Revolutions, violent and non-violent, are not fought and won alone. Many die along the way, others sacrifice much if not more, but the "chosen ones" who see the big picture prevail, persevere and get immortalized. Nelson Mandela certainly fit that mold. His story is of fortitude and courage, his sacrifice makes his story that much more powerful. With out his colleagues Steve Biko, Walter Sisulu, Oliver Tambo, Chris Hani and other unnamed foot soldiers nothing could have been achieved. But it is the emergence of his voice of reason that bore fruit. Nelson Mandela's transformation from a  violent approach to a non-violent one, is a journey of not just self realization but of strategy and insight. While he did take lessons from his predecessors (Gandhi and King) his struggle was very different from theirs. His true genius lies in the fact that he negotiated and executed the demise of a regime from a place of incarceration and then followed through with his vision against the will of his compatriots and brothers in arms.

Those who become symbols of struggle and then freedom, run the risk of being deified. Mandela in his halcyon days made every effort to avoid that by openly reflecting on his personal failings, missteps and inadequacies. Despite his efforts he has joined the exclusive pantheon of the saintly. As time goes on his cult of personality will only grow. South Africa inaugurated an imposing statue of his likeness the very next day he was interred. In the million obituaries that were written and spoken, he was elevated to having an aura around him. In reality he was a man who saw the big picture and knew his place in time. He was a resilient man of strength and tenacity. As quoted in his favorite poem "Invictus" he was "the captain of his soul" but not as much a "master of his fate".

As the year comes to an end and we remember those who left their mark on the speck of humanity, his name will definitely lead the pack.
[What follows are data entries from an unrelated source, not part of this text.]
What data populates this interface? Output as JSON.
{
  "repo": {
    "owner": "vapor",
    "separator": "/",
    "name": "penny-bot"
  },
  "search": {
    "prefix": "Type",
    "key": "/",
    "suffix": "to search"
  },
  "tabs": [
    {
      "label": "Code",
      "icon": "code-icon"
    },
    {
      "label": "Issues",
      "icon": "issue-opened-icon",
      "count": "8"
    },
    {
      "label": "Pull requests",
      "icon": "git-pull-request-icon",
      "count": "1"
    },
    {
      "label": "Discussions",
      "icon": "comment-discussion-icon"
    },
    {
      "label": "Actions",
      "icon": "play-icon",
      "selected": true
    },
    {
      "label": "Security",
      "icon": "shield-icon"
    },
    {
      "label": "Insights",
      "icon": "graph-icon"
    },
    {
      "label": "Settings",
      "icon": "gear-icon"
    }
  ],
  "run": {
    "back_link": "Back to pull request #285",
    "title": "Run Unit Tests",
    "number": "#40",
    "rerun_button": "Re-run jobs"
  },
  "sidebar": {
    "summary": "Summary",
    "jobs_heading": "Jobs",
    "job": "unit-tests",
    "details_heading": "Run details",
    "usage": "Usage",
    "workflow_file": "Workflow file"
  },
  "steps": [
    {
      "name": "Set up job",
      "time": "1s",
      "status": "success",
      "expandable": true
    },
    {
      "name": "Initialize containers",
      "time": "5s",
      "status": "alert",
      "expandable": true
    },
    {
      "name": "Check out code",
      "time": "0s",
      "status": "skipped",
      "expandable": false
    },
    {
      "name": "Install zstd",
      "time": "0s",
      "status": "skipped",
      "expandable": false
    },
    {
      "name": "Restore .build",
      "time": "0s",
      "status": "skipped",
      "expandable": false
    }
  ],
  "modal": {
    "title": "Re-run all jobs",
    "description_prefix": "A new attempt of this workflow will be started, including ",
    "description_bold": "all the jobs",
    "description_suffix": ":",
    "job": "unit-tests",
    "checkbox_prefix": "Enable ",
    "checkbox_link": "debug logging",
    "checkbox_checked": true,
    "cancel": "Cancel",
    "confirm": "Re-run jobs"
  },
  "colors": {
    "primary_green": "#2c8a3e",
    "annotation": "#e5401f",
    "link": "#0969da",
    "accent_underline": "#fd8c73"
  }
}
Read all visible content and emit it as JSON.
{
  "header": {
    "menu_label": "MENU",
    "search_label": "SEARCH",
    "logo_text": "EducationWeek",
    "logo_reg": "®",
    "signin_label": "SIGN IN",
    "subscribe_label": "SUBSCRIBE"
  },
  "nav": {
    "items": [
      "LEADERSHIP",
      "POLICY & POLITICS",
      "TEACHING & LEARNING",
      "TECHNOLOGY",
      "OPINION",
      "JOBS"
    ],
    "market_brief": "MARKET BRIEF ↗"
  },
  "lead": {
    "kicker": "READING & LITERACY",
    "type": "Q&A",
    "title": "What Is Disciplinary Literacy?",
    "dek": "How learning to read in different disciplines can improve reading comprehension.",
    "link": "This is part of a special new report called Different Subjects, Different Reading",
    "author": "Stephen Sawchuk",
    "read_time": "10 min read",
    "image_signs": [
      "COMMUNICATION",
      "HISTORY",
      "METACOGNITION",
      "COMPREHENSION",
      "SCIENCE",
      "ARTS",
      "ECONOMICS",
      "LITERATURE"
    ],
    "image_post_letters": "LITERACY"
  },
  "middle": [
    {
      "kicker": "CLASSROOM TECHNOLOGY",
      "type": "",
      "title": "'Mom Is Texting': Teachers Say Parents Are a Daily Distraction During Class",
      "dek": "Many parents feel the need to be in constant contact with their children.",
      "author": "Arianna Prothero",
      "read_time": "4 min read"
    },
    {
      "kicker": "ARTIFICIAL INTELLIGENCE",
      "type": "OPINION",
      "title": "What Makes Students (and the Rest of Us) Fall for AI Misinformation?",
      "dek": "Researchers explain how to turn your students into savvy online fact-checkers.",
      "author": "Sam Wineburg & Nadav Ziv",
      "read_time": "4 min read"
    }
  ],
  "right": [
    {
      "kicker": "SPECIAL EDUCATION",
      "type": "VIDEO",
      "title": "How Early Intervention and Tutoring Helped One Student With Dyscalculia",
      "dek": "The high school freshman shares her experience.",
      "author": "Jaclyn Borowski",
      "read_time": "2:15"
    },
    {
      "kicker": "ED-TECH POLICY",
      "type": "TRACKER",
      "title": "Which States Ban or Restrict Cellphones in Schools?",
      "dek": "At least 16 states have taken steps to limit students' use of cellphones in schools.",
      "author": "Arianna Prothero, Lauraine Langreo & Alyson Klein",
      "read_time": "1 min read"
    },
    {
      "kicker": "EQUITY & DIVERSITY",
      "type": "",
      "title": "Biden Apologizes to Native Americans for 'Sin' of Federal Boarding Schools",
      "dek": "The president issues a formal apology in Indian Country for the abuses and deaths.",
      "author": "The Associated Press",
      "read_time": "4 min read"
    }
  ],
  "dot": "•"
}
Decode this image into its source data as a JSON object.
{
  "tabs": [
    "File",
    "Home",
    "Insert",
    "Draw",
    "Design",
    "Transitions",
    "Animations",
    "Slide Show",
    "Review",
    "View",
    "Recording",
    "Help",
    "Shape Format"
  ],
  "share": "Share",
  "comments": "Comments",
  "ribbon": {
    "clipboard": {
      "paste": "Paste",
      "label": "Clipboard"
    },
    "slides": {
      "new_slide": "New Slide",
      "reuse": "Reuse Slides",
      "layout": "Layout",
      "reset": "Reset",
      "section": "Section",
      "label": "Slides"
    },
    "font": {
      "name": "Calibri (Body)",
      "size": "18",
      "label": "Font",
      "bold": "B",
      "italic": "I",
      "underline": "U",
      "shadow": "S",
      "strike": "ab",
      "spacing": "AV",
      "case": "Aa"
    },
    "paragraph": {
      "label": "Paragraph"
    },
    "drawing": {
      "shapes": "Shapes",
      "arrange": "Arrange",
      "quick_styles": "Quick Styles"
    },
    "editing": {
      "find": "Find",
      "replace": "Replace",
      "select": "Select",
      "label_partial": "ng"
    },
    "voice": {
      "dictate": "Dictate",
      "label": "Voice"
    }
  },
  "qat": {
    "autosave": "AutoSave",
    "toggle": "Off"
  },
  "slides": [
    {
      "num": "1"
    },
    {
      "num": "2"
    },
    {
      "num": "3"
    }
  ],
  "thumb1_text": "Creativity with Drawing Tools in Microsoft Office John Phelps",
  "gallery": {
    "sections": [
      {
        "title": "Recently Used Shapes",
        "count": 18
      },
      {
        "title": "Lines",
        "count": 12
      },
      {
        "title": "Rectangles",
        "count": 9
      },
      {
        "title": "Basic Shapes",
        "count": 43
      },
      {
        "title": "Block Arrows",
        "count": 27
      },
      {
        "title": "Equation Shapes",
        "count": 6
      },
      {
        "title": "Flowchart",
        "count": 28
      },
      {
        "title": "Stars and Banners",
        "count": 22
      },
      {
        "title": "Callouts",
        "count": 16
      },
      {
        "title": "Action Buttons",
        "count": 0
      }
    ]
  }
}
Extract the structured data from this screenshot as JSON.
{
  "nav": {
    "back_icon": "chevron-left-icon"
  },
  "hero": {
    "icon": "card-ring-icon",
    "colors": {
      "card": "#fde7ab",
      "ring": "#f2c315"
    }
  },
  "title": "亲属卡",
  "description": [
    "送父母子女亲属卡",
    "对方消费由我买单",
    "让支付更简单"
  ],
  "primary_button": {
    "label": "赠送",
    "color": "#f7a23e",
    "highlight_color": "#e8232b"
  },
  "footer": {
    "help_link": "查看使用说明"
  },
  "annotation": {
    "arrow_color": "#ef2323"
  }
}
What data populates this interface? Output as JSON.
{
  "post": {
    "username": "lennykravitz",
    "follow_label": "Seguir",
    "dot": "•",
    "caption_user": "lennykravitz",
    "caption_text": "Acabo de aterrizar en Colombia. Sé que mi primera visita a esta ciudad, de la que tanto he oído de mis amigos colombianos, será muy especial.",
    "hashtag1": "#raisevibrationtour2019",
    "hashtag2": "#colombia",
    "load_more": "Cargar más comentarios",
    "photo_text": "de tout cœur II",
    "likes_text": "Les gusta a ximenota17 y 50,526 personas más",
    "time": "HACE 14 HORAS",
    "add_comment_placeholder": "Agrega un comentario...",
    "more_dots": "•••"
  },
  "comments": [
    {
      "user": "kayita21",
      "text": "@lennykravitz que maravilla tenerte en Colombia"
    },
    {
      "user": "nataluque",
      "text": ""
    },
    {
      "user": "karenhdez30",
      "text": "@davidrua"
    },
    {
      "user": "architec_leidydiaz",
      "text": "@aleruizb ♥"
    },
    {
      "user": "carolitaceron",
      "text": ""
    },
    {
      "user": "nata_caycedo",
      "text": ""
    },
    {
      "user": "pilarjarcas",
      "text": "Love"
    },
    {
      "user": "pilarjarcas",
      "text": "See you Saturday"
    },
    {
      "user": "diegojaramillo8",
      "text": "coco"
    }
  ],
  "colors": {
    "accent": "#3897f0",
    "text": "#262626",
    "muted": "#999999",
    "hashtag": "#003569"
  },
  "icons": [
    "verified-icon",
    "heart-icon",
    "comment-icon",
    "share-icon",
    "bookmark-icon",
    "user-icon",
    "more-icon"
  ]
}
Whether his legacy will influence people in power, only time will tell. As Mahatma Gandhi famously said "My life is my message" so is Madiba's . That is all. It is what it is.